Task input -
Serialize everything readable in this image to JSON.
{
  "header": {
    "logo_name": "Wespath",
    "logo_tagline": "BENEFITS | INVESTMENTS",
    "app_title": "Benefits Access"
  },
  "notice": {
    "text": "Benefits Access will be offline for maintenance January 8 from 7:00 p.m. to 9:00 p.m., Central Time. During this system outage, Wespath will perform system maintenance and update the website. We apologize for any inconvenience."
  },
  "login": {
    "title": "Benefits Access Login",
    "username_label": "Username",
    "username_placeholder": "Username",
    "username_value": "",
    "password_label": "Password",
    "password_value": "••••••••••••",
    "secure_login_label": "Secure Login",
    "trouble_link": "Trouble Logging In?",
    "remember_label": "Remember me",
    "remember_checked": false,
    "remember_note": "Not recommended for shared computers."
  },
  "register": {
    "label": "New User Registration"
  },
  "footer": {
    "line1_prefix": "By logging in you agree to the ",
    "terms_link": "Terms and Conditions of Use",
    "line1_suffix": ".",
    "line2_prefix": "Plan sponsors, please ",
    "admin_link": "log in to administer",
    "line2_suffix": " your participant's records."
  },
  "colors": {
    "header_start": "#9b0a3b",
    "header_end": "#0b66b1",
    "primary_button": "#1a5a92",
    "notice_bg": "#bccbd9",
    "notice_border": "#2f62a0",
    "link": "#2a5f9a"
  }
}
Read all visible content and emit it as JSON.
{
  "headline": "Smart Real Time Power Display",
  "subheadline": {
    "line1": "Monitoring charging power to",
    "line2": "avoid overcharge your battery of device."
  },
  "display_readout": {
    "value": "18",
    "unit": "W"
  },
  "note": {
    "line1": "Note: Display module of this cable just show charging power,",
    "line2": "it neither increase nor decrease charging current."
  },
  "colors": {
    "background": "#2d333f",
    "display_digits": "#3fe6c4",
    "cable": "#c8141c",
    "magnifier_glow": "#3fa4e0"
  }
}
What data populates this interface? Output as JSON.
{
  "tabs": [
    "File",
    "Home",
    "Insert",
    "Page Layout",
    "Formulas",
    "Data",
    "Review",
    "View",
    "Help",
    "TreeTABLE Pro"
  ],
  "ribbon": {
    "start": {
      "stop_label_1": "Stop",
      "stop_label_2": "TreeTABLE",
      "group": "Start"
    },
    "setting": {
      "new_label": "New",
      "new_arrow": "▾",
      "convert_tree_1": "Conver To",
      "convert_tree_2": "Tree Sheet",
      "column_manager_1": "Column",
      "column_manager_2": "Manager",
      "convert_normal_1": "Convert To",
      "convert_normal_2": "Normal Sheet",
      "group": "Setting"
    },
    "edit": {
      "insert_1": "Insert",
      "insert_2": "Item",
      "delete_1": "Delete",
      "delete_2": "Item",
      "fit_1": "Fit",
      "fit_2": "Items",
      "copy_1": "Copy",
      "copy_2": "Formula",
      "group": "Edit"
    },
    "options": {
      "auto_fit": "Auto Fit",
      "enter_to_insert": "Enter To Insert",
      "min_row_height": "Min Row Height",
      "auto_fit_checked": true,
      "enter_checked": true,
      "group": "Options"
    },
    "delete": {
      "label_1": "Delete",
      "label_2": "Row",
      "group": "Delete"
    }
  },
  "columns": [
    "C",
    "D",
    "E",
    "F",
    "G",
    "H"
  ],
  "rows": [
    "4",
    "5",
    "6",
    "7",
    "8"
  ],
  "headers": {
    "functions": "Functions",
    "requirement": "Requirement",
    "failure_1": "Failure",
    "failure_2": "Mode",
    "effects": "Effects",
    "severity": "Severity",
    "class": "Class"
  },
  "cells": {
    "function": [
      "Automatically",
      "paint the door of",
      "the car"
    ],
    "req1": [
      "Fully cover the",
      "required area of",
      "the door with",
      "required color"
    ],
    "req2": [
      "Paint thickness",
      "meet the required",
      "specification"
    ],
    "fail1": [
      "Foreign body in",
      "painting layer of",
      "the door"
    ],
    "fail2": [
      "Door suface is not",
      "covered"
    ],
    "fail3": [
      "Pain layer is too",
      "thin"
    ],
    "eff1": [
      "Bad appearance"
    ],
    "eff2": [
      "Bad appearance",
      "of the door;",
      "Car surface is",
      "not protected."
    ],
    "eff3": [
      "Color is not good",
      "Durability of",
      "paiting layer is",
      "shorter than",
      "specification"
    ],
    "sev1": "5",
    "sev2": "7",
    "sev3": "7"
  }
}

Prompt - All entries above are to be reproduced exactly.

Written response -
Serialize everything readable in this image to JSON.
{
  "header": {
    "logo_name": "Wespath",
    "logo_tagline": "BENEFITS | INVESTMENTS",
    "app_title": "Benefits Access"
  },
  "notice": {
    "text": "Benefits Access will be offline for maintenance January 8 from 7:00 p.m. to 9:00 p.m., Central Time. During this system outage, Wespath will perform system maintenance and update the website. We apologize for any inconvenience."
  },
  "login": {
    "title": "Benefits Access Login",
    "username_label": "Username",
    "username_placeholder": "Username",
    "username_value": "",
    "password_label": "Password",
    "password_value": "••••••••••••",
    "secure_login_label": "Secure Login",
    "trouble_link": "Trouble Logging In?",
    "remember_label": "Remember me",
    "remember_checked": false,
    "remember_note": "Not recommended for shared computers."
  },
  "register": {
    "label": "New User Registration"
  },
  "footer": {
    "line1_prefix": "By logging in you agree to the ",
    "terms_link": "Terms and Conditions of Use",
    "line1_suffix": ".",
    "line2_prefix": "Plan sponsors, please ",
    "admin_link": "log in to administer",
    "line2_suffix": " your participant's records."
  },
  "colors": {
    "header_start": "#9b0a3b",
    "header_end": "#0b66b1",
    "primary_button": "#1a5a92",
    "notice_bg": "#bccbd9",
    "notice_border": "#2f62a0",
    "link": "#2a5f9a"
  }
}
Read all visible content and emit it as JSON.
{
  "headline": "Smart Real Time Power Display",
  "subheadline": {
    "line1": "Monitoring charging power to",
    "line2": "avoid overcharge your battery of device."
  },
  "display_readout": {
    "value": "18",
    "unit": "W"
  },
  "note": {
    "line1": "Note: Display module of this cable just show charging power,",
    "line2": "it neither increase nor decrease charging current."
  },
  "colors": {
    "background": "#2d333f",
    "display_digits": "#3fe6c4",
    "cable": "#c8141c",
    "magnifier_glow": "#3fa4e0"
  }
}
What data populates this interface? Output as JSON.
{
  "tabs": [
    "File",
    "Home",
    "Insert",
    "Page Layout",
    "Formulas",
    "Data",
    "Review",
    "View",
    "Help",
    "TreeTABLE Pro"
  ],
  "ribbon": {
    "start": {
      "stop_label_1": "Stop",
      "stop_label_2": "TreeTABLE",
      "group": "Start"
    },
    "setting": {
      "new_label": "New",
      "new_arrow": "▾",
      "convert_tree_1": "Conver To",
      "convert_tree_2": "Tree Sheet",
      "column_manager_1": "Column",
      "column_manager_2": "Manager",
      "convert_normal_1": "Convert To",
      "convert_normal_2": "Normal Sheet",
      "group": "Setting"
    },
    "edit": {
      "insert_1": "Insert",
      "insert_2": "Item",
      "delete_1": "Delete",
      "delete_2": "Item",
      "fit_1": "Fit",
      "fit_2": "Items",
      "copy_1": "Copy",
      "copy_2": "Formula",
      "group": "Edit"
    },
    "options": {
      "auto_fit": "Auto Fit",
      "enter_to_insert": "Enter To Insert",
      "min_row_height": "Min Row Height",
      "auto_fit_checked": true,
      "enter_checked": true,
      "group": "Options"
    },
    "delete": {
      "label_1": "Delete",
      "label_2": "Row",
      "group": "Delete"
    }
  },
  "columns": [
    "C",
    "D",
    "E",
    "F",
    "G",
    "H"
  ],
  "rows": [
    "4",
    "5",
    "6",
    "7",
    "8"
  ],
  "headers": {
    "functions": "Functions",
    "requirement": "Requirement",
    "failure_1": "Failure",
    "failure_2": "Mode",
    "effects": "Effects",
    "severity": "Severity",
    "class": "Class"
  },
  "cells": {
    "function": [
      "Automatically",
      "paint the door of",
      "the car"
    ],
    "req1": [
      "Fully cover the",
      "required area of",
      "the door with",
      "required color"
    ],
    "req2": [
      "Paint thickness",
      "meet the required",
      "specification"
    ],
    "fail1": [
      "Foreign body in",
      "painting layer of",
      "the door"
    ],
    "fail2": [
      "Door suface is not",
      "covered"
    ],
    "fail3": [
      "Pain layer is too",
      "thin"
    ],
    "eff1": [
      "Bad appearance"
    ],
    "eff2": [
      "Bad appearance",
      "of the door;",
      "Car surface is",
      "not protected."
    ],
    "eff3": [
      "Color is not good",
      "Durability of",
      "paiting layer is",
      "shorter than",
      "specification"
    ],
    "sev1": "5",
    "sev2": "7",
    "sev3": "7"
  }
}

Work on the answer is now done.